It hasn't miraculously disappeared,
and the people at BP who are in damage control - witness the TV commercials featuring the slow-talking Southerner supposedly in charge of the oll who tells us that those waters mean something to him, blah blah blah. It's so staged, replete with a guy hand-picked by BP to be in charge of the spill who happens to speak with a drawl. What are the chances that the guy was in the accounting department three weeks ago?

It's wonderful,
because they told us it was gone (mostly) and now we can get on with our mundane lives, rich with made-for-TV drama and junk that clutters our lives because we are told it is important. That's why a lot of government's bad news is released on Friday, so that it makes the Saturday newspaper - and almost nobody reads the Saturday paper. Our weekends are sacred, and we don't want them clogged with nonsense like ... facts and life-altering decisions.

What is really important, however, is the stuff that gets swept under the rug. Or under the water. Keep your eye on the ball.


Kevin said...

kinda reminds me of that scene from Jaws, with the mayor running around telling anyone that would listen, that they had indeed caught the rogue shark and that the beaches were again "safe".....yea right!

Kcoz said...

This is reminiscent of after the 9-11 terrorist attack when Bush told everyone to “Go Shopping!” Here we have a supposedly world changing event and the war drums were being pounded with the thirst for terrorist blood, a truly sneaky and dangerous group were told, and our president tells us to go shopping. Even worse they do nothing to secure the borders but show force at the airports where most main street America and the press will see it. I guess they figure that a terrorist would not consider entering our country through Mexico or Canada and blow up a bridge…leads me to believe thy were not really concerned about terrorist entering our country at all.

Of coarse the oil is not gone, nor did it mysteriously evaporate. It is there in massive amounts broken down into smaller particles and the effect will be felt for years, probably turning the Gulf into a dead zone. We have fish in our rivers here in Illinois but you can’t eat them, unless one wants to get a heavy dose of mercury. All from the days in the 50’s and 60’s when industry could dump their waste into our rivers and streams with reckless abandonment.

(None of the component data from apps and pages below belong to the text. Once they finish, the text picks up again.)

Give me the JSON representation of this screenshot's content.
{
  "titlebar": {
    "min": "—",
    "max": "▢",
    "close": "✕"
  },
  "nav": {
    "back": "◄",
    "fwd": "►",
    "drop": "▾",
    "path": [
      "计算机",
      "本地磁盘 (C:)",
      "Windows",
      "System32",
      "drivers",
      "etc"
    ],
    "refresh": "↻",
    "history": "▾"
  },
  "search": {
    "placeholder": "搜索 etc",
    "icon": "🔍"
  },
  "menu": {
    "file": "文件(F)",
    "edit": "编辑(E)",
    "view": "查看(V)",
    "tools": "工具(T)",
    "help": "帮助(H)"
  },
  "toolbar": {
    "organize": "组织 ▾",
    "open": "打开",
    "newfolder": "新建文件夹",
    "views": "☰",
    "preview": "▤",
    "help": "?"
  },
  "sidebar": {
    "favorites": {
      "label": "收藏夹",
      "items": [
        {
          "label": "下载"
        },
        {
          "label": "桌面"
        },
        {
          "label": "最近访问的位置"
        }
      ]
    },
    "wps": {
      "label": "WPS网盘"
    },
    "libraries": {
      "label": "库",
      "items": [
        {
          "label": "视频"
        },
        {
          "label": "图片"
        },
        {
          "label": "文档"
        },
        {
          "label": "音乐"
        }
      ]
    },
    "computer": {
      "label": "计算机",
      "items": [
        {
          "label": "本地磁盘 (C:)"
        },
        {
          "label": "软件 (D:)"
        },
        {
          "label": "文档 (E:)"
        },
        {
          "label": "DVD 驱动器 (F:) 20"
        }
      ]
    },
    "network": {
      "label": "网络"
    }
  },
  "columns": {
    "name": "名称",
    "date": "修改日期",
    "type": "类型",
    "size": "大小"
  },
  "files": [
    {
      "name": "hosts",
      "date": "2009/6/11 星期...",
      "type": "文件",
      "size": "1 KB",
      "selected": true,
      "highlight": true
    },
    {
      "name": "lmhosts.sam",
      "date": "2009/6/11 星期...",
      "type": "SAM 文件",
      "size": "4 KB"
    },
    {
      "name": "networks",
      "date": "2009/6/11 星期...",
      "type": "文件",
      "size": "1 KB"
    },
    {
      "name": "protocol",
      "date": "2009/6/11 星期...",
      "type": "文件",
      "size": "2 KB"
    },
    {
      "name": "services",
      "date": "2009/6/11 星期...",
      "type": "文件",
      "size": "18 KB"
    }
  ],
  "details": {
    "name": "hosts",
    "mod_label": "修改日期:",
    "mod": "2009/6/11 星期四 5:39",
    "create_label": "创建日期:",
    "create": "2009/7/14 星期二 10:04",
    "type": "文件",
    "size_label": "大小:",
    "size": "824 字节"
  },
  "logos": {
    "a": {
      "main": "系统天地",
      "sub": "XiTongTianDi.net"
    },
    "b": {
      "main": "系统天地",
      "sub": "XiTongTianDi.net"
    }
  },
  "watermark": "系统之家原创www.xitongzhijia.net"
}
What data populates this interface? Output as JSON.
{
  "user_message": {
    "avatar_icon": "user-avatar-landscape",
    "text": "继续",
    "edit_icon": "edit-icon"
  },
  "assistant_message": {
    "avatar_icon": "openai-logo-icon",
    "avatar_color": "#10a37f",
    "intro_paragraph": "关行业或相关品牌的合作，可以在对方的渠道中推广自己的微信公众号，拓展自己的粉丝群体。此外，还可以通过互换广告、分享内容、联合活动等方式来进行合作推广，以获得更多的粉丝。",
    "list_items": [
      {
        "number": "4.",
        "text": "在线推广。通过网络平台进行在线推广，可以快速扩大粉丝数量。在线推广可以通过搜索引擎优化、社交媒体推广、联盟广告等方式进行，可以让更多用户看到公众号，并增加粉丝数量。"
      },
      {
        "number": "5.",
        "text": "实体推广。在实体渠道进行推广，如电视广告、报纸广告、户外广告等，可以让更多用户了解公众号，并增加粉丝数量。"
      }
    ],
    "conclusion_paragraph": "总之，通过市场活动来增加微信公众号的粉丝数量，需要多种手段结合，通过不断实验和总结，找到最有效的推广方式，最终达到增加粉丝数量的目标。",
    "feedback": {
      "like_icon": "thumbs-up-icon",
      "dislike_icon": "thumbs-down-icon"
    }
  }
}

Watch them back down on paying the loss of business money they promised as well, they will drag the cases out in court for half of century and end up paying 10% on the $1, if at all since many claimants will simply die off…part of their plan.

What truly should be done is to boycott BP and let them fail, they will be absorbed by other companies with a new appreciation of we the people and what we are capable of. Something like that would reverberate through-out the corporate world and force them to play by the rules or they will risk their demise as well…I have yet to by fuel from a BP station since their blunder, and I don’t want to hear I’m hurting a local business, let them get with the program and franchise through someone else.

Anthony said...


Cliff Yankovich said...

What I like about all this is that SUPPOSEDLY this administration is all about the science of things. Not at all like the former administration who collectively ignored science (and often common sense) in order to advance its agenda.
I have been singing this since the election that promised "change": Meet the new boss, same as the old boss.

Cliff Yankovich said...

One more thought - Kcoz opined that we should boycott BP and let them fail. I would offer up that they are too big to fail and hence would qualify for tax dollars!

Anthony said...

"Change" was a nice campaign slogan. Especially when you consider that most of us had countdowns to the end of the Bush presidency.
But change is only on its face a good thing. What people find out is that government (whether local, state or national) is bigger than the people running it.
Reagan used to ask us if we were "better off" now than before. The answer is almost always "no" for the masses.

Nothing changes but the faces.